┌─ The records
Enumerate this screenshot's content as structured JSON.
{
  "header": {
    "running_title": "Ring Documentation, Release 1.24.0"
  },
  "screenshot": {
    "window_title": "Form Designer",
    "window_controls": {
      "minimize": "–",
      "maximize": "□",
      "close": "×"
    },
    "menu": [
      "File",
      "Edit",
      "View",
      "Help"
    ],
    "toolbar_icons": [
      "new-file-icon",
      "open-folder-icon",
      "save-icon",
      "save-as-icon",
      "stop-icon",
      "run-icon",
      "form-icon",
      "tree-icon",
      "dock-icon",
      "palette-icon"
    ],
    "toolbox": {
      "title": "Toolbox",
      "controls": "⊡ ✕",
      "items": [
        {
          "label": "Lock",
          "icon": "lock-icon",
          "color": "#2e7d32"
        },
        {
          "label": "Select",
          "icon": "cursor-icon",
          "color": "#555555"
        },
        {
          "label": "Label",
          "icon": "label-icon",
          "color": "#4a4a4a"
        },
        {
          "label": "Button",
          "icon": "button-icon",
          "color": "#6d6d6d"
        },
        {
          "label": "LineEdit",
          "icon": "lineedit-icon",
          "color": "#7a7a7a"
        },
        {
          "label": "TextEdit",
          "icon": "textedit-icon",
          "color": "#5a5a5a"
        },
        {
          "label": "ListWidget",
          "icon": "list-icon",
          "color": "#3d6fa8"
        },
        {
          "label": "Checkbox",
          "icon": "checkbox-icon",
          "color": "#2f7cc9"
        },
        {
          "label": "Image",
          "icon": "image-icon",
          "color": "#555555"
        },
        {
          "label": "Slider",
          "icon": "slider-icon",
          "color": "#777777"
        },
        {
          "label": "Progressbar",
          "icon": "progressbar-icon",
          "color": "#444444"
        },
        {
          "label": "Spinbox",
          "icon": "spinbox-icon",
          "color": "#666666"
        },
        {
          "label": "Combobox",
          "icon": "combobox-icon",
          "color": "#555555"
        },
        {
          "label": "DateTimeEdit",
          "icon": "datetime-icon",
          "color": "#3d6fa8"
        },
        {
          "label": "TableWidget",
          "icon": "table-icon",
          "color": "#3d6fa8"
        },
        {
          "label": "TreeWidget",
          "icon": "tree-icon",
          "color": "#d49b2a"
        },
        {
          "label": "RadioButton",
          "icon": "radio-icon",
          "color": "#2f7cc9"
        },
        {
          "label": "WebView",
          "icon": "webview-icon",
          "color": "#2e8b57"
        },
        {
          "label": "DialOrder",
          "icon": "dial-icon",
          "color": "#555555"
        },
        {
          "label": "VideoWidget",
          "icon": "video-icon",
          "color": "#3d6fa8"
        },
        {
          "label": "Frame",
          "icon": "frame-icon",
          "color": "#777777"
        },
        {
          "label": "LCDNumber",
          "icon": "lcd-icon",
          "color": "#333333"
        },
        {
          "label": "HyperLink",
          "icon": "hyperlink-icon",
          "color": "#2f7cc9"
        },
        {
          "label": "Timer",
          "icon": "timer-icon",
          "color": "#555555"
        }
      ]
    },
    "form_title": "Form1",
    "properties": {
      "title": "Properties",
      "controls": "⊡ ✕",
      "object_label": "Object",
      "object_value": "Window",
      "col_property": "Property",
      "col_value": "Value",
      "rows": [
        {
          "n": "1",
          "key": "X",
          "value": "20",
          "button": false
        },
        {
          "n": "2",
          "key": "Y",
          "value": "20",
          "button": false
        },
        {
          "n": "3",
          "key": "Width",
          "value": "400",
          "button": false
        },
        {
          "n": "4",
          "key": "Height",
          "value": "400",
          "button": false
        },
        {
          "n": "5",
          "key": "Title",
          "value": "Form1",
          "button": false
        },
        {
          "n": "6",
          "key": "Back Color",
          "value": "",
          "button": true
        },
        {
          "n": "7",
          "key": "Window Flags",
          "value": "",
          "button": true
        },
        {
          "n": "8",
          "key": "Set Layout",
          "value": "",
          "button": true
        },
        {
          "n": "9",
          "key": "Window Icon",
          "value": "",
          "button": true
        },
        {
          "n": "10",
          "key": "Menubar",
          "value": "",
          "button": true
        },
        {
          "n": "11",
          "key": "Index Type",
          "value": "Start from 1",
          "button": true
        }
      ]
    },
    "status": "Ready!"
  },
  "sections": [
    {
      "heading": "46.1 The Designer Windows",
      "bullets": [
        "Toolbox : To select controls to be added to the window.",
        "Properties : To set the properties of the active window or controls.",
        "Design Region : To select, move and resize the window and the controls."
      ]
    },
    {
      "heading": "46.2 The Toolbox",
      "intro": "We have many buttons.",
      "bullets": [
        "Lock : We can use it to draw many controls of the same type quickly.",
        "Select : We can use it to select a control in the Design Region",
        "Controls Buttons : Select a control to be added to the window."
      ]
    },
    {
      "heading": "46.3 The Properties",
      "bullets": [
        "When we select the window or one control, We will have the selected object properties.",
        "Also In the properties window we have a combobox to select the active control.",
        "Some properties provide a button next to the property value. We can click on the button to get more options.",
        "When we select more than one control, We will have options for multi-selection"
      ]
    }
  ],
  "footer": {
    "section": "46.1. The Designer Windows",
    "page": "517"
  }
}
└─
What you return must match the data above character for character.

Enumerate this screenshot's content as structured JSON.
{
  "header": {
    "running_title": "Ring Documentation, Release 1.24.0"
  },
  "screenshot": {
    "window_title": "Form Designer",
    "window_controls": {
      "minimize": "–",
      "maximize": "□",
      "close": "×"
    },
    "menu": [
      "File",
      "Edit",
      "View",
      "Help"
    ],
    "toolbar_icons": [
      "new-file-icon",
      "open-folder-icon",
      "save-icon",
      "save-as-icon",
      "stop-icon",
      "run-icon",
      "form-icon",
      "tree-icon",
      "dock-icon",
      "palette-icon"
    ],
    "toolbox": {
      "title": "Toolbox",
      "controls": "⊡ ✕",
      "items": [
        {
          "label": "Lock",
          "icon": "lock-icon",
          "color": "#2e7d32"
        },
        {
          "label": "Select",
          "icon": "cursor-icon",
          "color": "#555555"
        },
        {
          "label": "Label",
          "icon": "label-icon",
          "color": "#4a4a4a"
        },
        {
          "label": "Button",
          "icon": "button-icon",
          "color": "#6d6d6d"
        },
        {
          "label": "LineEdit",
          "icon": "lineedit-icon",
          "color": "#7a7a7a"
        },
        {
          "label": "TextEdit",
          "icon": "textedit-icon",
          "color": "#5a5a5a"
        },
        {
          "label": "ListWidget",
          "icon": "list-icon",
          "color": "#3d6fa8"
        },
        {
          "label": "Checkbox",
          "icon": "checkbox-icon",
          "color": "#2f7cc9"
        },
        {
          "label": "Image",
          "icon": "image-icon",
          "color": "#555555"
        },
        {
          "label": "Slider",
          "icon": "slider-icon",
          "color": "#777777"
        },
        {
          "label": "Progressbar",
          "icon": "progressbar-icon",
          "color": "#444444"
        },
        {
          "label": "Spinbox",
          "icon": "spinbox-icon",
          "color": "#666666"
        },
        {
          "label": "Combobox",
          "icon": "combobox-icon",
          "color": "#555555"
        },
        {
          "label": "DateTimeEdit",
          "icon": "datetime-icon",
          "color": "#3d6fa8"
        },
        {
          "label": "TableWidget",
          "icon": "table-icon",
          "color": "#3d6fa8"
        },
        {
          "label": "TreeWidget",
          "icon": "tree-icon",
          "color": "#d49b2a"
        },
        {
          "label": "RadioButton",
          "icon": "radio-icon",
          "color": "#2f7cc9"
        },
        {
          "label": "WebView",
          "icon": "webview-icon",
          "color": "#2e8b57"
        },
        {
          "label": "DialOrder",
          "icon": "dial-icon",
          "color": "#555555"
        },
        {
          "label": "VideoWidget",
          "icon": "video-icon",
          "color": "#3d6fa8"
        },
        {
          "label": "Frame",
          "icon": "frame-icon",
          "color": "#777777"
        },
        {
          "label": "LCDNumber",
          "icon": "lcd-icon",
          "color": "#333333"
        },
        {
          "label": "HyperLink",
          "icon": "hyperlink-icon",
          "color": "#2f7cc9"
        },
        {
          "label": "Timer",
          "icon": "timer-icon",
          "color": "#555555"
        }
      ]
    },
    "form_title": "Form1",
    "properties": {
      "title": "Properties",
      "controls": "⊡ ✕",
      "object_label": "Object",
      "object_value": "Window",
      "col_property": "Property",
      "col_value": "Value",
      "rows": [
        {
          "n": "1",
          "key": "X",
          "value": "20",
          "button": false
        },
        {
          "n": "2",
          "key": "Y",
          "value": "20",
          "button": false
        },
        {
          "n": "3",
          "key": "Width",
          "value": "400",
          "button": false
        },
        {
          "n": "4",
          "key": "Height",
          "value": "400",
          "button": false
        },
        {
          "n": "5",
          "key": "Title",
          "value": "Form1",
          "button": false
        },
        {
          "n": "6",
          "key": "Back Color",
          "value": "",
          "button": true
        },
        {
          "n": "7",
          "key": "Window Flags",
          "value": "",
          "button": true
        },
        {
          "n": "8",
          "key": "Set Layout",
          "value": "",
          "button": true
        },
        {
          "n": "9",
          "key": "Window Icon",
          "value": "",
          "button": true
        },
        {
          "n": "10",
          "key": "Menubar",
          "value": "",
          "button": true
        },
        {
          "n": "11",
          "key": "Index Type",
          "value": "Start from 1",
          "button": true
        }
      ]
    },
    "status": "Ready!"
  },
  "sections": [
    {
      "heading": "46.1 The Designer Windows",
      "bullets": [
        "Toolbox : To select controls to be added to the window.",
        "Properties : To set the properties of the active window or controls.",
        "Design Region : To select, move and resize the window and the controls."
      ]
    },
    {
      "heading": "46.2 The Toolbox",
      "intro": "We have many buttons.",
      "bullets": [
        "Lock : We can use it to draw many controls of the same type quickly.",
        "Select : We can use it to select a control in the Design Region",
        "Controls Buttons : Select a control to be added to the window."
      ]
    },
    {
      "heading": "46.3 The Properties",
      "bullets": [
        "When we select the window or one control, We will have the selected object properties.",
        "Also In the properties window we have a combobox to select the active control.",
        "Some properties provide a button next to the property value. We can click on the button to get more options.",
        "When we select more than one control, We will have options for multi-selection"
      ]
    }
  ],
  "footer": {
    "section": "46.1. The Designer Windows",
    "page": "517"
  }
}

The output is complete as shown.